━━━━━ DATASET CONTENT
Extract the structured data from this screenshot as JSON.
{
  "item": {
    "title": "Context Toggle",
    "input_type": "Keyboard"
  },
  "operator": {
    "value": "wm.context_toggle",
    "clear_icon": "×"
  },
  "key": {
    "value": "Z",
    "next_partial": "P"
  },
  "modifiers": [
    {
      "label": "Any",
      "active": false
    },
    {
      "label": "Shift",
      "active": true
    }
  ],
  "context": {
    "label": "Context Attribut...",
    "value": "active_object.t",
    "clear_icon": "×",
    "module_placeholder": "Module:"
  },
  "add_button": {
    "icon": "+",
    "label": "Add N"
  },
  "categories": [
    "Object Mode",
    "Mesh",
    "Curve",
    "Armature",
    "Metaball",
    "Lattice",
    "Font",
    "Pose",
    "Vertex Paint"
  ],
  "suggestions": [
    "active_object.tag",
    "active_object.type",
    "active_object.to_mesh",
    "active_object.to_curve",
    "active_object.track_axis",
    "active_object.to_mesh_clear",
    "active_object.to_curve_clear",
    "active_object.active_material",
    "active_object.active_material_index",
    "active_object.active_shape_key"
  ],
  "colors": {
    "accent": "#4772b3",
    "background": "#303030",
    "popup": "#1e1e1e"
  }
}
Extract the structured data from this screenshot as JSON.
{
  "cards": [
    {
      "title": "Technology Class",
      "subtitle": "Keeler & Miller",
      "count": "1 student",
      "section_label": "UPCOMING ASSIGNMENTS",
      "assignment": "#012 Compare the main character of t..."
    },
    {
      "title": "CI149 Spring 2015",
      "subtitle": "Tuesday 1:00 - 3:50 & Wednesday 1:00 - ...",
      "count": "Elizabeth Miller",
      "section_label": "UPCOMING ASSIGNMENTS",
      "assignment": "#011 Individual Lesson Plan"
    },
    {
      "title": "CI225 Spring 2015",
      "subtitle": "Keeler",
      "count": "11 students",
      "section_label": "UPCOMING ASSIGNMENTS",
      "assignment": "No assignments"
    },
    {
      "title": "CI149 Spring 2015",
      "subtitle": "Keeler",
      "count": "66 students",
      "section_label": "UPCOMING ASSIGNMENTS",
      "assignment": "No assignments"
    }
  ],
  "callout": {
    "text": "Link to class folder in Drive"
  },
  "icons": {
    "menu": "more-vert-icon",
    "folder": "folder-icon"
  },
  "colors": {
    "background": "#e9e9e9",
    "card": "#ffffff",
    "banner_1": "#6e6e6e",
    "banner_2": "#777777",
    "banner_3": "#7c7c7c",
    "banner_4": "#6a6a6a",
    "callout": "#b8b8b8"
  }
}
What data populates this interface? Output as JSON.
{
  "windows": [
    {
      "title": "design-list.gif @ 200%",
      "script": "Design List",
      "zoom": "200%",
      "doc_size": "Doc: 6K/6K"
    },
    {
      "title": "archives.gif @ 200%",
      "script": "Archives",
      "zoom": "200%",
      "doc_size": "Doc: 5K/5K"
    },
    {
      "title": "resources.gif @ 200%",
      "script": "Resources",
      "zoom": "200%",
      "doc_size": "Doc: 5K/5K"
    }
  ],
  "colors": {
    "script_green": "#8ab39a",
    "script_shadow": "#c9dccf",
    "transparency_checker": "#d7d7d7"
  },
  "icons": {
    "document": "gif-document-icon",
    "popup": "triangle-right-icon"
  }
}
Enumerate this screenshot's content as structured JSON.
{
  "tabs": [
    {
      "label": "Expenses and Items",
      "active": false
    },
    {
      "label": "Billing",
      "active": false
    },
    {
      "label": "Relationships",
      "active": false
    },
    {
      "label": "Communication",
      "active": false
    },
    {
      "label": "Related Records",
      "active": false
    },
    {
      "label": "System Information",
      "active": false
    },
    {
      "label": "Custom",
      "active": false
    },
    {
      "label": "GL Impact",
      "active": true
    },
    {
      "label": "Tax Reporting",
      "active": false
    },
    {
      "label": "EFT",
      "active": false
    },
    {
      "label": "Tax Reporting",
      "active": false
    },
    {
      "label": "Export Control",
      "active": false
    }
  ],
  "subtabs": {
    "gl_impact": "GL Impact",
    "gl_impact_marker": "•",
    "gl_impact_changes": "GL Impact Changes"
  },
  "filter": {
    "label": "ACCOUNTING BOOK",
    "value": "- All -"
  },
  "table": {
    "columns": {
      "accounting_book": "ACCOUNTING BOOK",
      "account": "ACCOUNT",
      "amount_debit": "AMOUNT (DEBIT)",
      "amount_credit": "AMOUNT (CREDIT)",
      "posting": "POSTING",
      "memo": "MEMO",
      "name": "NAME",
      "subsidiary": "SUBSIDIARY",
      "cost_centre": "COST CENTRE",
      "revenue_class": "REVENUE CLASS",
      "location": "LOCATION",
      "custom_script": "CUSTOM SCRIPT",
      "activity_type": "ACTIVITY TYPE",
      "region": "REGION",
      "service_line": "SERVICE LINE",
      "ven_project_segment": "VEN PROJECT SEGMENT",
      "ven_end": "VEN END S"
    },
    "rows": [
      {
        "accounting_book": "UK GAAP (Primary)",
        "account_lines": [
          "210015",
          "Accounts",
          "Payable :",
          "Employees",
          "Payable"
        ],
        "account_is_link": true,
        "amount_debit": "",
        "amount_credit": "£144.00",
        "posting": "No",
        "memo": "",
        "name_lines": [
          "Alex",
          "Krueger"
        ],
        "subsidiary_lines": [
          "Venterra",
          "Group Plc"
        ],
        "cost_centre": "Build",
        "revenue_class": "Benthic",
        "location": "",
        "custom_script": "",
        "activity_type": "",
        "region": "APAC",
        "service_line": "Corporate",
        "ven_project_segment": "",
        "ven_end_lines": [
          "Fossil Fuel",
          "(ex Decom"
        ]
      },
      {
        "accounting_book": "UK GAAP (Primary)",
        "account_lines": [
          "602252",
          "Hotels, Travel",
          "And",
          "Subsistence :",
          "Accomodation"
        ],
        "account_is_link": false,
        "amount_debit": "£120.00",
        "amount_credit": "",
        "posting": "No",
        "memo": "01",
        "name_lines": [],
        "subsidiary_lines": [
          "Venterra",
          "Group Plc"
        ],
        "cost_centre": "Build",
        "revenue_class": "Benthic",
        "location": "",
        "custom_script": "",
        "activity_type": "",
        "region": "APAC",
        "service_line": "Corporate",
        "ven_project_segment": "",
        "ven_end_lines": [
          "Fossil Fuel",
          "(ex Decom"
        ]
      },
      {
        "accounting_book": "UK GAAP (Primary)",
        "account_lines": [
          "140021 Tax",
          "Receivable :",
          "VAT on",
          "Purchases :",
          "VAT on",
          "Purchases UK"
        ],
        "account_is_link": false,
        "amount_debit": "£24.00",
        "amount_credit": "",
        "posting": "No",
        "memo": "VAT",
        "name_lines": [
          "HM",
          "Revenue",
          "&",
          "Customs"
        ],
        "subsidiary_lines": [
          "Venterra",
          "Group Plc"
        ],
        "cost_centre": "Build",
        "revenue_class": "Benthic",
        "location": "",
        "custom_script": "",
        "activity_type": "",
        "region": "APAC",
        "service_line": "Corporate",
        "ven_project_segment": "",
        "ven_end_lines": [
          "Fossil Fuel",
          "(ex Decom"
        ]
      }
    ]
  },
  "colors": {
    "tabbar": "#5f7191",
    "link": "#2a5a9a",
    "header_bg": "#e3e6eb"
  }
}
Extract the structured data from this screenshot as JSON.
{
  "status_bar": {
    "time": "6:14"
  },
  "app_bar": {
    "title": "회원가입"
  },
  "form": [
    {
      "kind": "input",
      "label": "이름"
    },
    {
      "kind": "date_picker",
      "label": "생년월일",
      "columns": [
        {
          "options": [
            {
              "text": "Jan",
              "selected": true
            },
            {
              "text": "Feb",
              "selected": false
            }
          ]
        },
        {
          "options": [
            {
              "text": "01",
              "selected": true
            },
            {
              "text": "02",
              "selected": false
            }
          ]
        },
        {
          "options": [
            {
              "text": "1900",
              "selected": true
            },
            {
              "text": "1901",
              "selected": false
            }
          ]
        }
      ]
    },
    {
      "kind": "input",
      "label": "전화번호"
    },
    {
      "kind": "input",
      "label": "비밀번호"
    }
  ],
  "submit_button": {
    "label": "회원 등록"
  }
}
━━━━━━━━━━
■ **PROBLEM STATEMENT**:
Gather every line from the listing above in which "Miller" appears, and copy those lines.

■ **EXERCISE ANSWER**:
      "subtitle": "Keeler & Miller",
      "count": "Elizabeth Miller",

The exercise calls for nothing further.